Popular wisdom says that a sound sleep can protect you from getting sick, and there’s a ton of scientific evidence to support this claim. There’s a physiological reason you’re inclined to sleep more when you’re sick: the health of your immune system rests (pun intended) on the duration and quality of your sleep. This is true to such an extreme degree that, according to a few landmark studies, the effectiveness of certain vaccines suffers if you don’t sleep enough after getting them.
Response to both the hepatitis A and hepatitis B vaccines seems to be negatively influenced by sleep deprivation. In one study, getting fewer than six hours of sleep made people more than ten times more likely to be unprotected after the standard hepatitis B vaccine than people who slept seven hours or more.
When you think about it, it’s quite profound that sleeping for just a couple hours more per night can affect your vaccine response so dramatically. Keep that in mind next you time you opt to stay up an extra hour or two thinking that it won’t make a big difference in your health.
What about sleep and defending yourself from the common cold? The research on this subject is fairly clear cut. People who sleep fewer than six hours are more than twice as likely to get the common cold. Similar results have been obtained for studies about sleep and the flu.

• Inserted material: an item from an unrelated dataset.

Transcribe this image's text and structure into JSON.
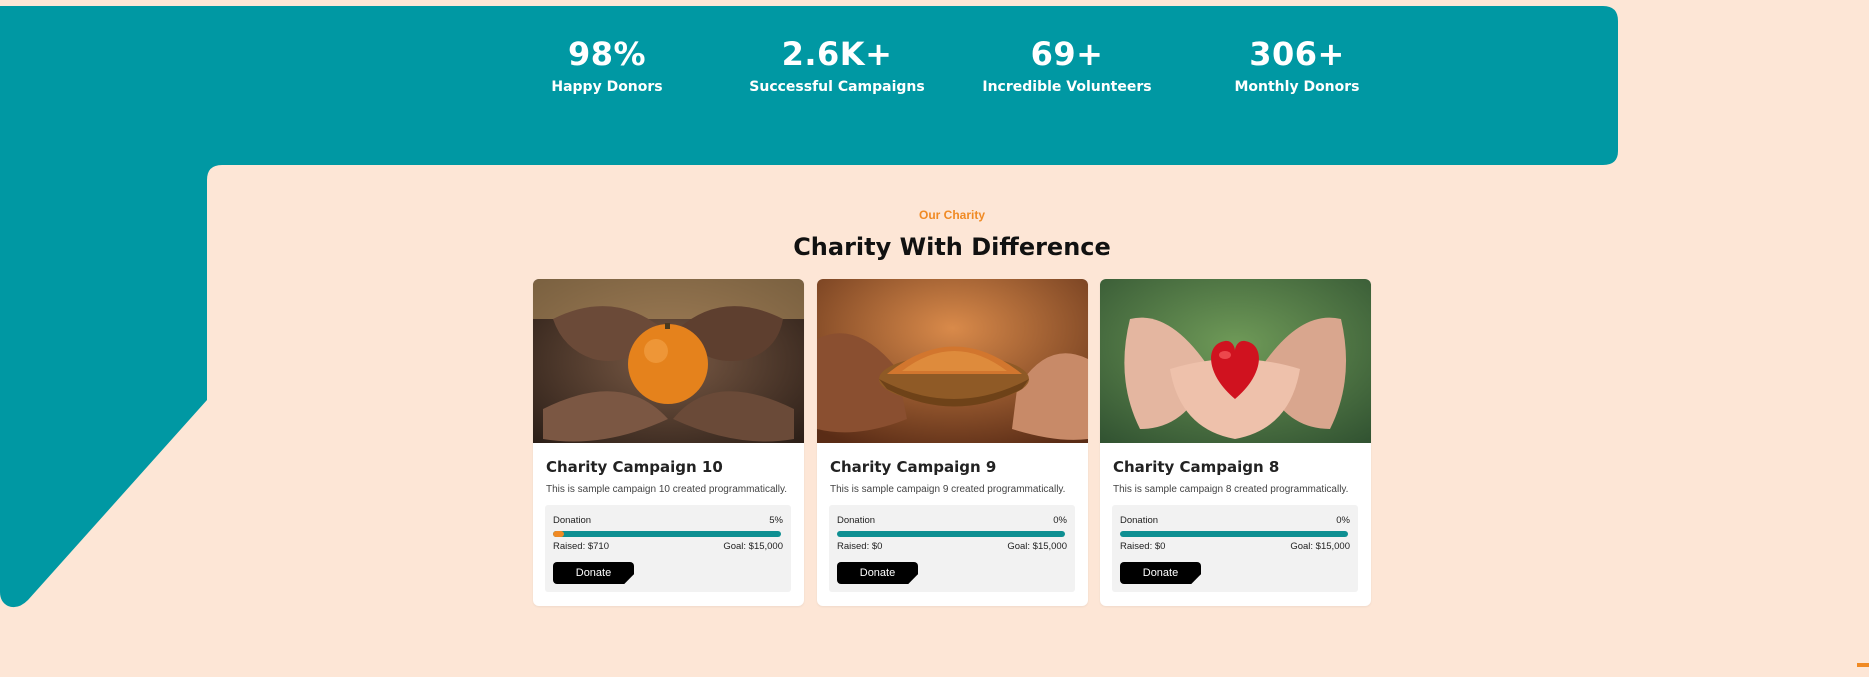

Since the immune system is extremely complex, it’s not entirely clear how sleep deprivation suppresses it, but the gist is that the number of T-cells, important cells that help your body recognize and fight infection, goes down when we’re sleep-deprived. In addition, levels of inflammation go up with sleep deprivation, which makes you more susceptible not only to the cold and flu but to serious, chronic conditions like diabetes and heart disease.
You can’t control all the variables, and getting enough sleep is no guarantee that you won’t get sick, but it remains one of the most important things you can do to make your body as resistant to infection as possible.